After the harshest winter in decades, the Balkans region in the south east of Europe is now facing its hottest summer and the worst drought across the area in nearly 40 years.
Wildfires are destroying forests, rivers are being reduced to a trickle, crops are wilting on the scorched farmland and electricity supplies are running low.
The record-setting average temperatures - which have been steadily rising for years because of global warming, according to scientists - have ravaged crops, vegetables, fruit, and power production in a region that already is badly hit by the global economic crisis.
This year, farmers all over the Balkans are turning to the heavens for help. "This is lost," Ljubisav Tomic, a Serbian farmer said, pointing to his corn field, yellow and dried out with cracks in the soil. "Only God can help us, only heaven can save us."
Adding to the troubles are dozens of wildfires, also fuelled by the extreme heat. Blazes have destroyed hundreds of acres of forests and bush in Bosnia, Serbia, Croatia and Montenegro. Some of the fires raging on the border between Serbia and Kosovo are beyond control because of minefields left over from the war over the former Serbian province in 1999.

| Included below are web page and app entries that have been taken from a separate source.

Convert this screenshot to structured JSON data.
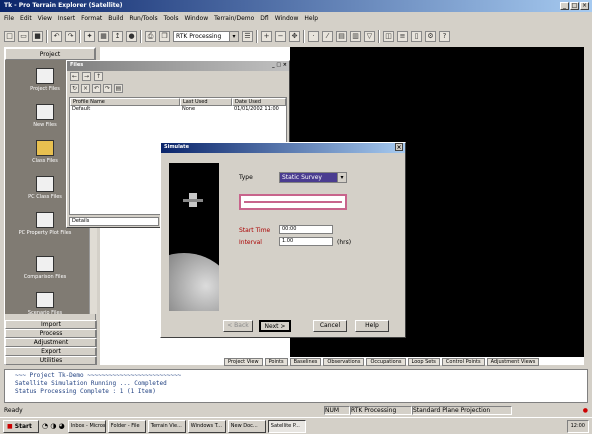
{
  "titlebar": {
    "title": "Tk - Pro Terrain Explorer (Satellite)"
  },
  "menu": [
    "File",
    "Edit",
    "View",
    "Insert",
    "Format",
    "Build",
    "Run/Tools",
    "Tools",
    "Window",
    "Terrain/Demo",
    "Dfl",
    "Window",
    "Help"
  ],
  "toolbar": {
    "combo_value": "RTK Processing"
  },
  "sidebar": {
    "header": "Project",
    "items": [
      "Project Files",
      "New Files",
      "Class Files",
      "PC Class Files",
      "PC Property Plot Files",
      "Comparison Files",
      "Scenario Files"
    ],
    "bottom": [
      "Import",
      "Process",
      "Adjustment",
      "Export",
      "Utilities"
    ]
  },
  "filewindow": {
    "title": "Files",
    "columns": [
      "Profile Name",
      "Last Used",
      "Date Used"
    ],
    "row": {
      "name": "Default",
      "used": "None",
      "date": "01/01/2002 11:00"
    },
    "footer": "Details"
  },
  "dialog": {
    "title": "Simulate",
    "type_label": "Type",
    "type_value": "Static Survey",
    "start_label": "Start Time",
    "start_value": "00:00",
    "interval_label": "Interval",
    "interval_value": "1.00",
    "interval_unit": "(hrs)",
    "back": "< Back",
    "next": "Next >",
    "cancel": "Cancel",
    "help": "Help"
  },
  "tabs": [
    "Project View",
    "Points",
    "Baselines",
    "Observations",
    "Occupations",
    "Loop Sets",
    "Control Points",
    "Adjustment Views"
  ],
  "output": [
    "~~~ Project Tk-Demo ~~~~~~~~~~~~~~~~~~~~~~~~~~",
    "Satellite Simulation Running ... Completed",
    "Status Processing Complete : 1 (1 Item)"
  ],
  "status": {
    "left": "Ready",
    "mid1": "NUM",
    "mid2": "RTK Processing",
    "mid3": "Standard Plane Projection"
  },
  "taskbar": {
    "start": "Start",
    "tasks": [
      "Inbox - Microsoft",
      "Folder - File",
      "Terrain Vie...",
      "Windows T...",
      "New Doc...",
      "Satellite P..."
    ],
    "clock": "12:00"
  }
}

Potato crops and corn farms are among the worst hit by the drought as irrigation systems in the former Yugoslavia, built under communism, remain clogged and out of date, leaving most of the farmland at nature's mercy.
The drought in the Balkans is being compared to a similar disaster now under way in the United States, with the economies such as Russia likely to profit by exporting food, wheat and other crops to the Balkan states.
Because of the drought's effect on livestock, analysts forecast a sharp increase in the retail price of meat and milk, adding to the hardship of one of Europe's poorest regions. "This year's damage from drought is 30-80%, in some areas even100 %," Tihomir Jakovina, Croatia's agriculture minister, said during a tour this week of his country's eastern farmlands.
In Serbia, the agriculture ministry said the corn and soya harvest - the country's main export items - will be halved compared to last year, triggering losses of more than one billion US dollars (£629 million). In Bosnia, the heat has destroyed almost 70% of vegetables and corn, said Sead Jelec, an official at the Association of Agriculture Producers.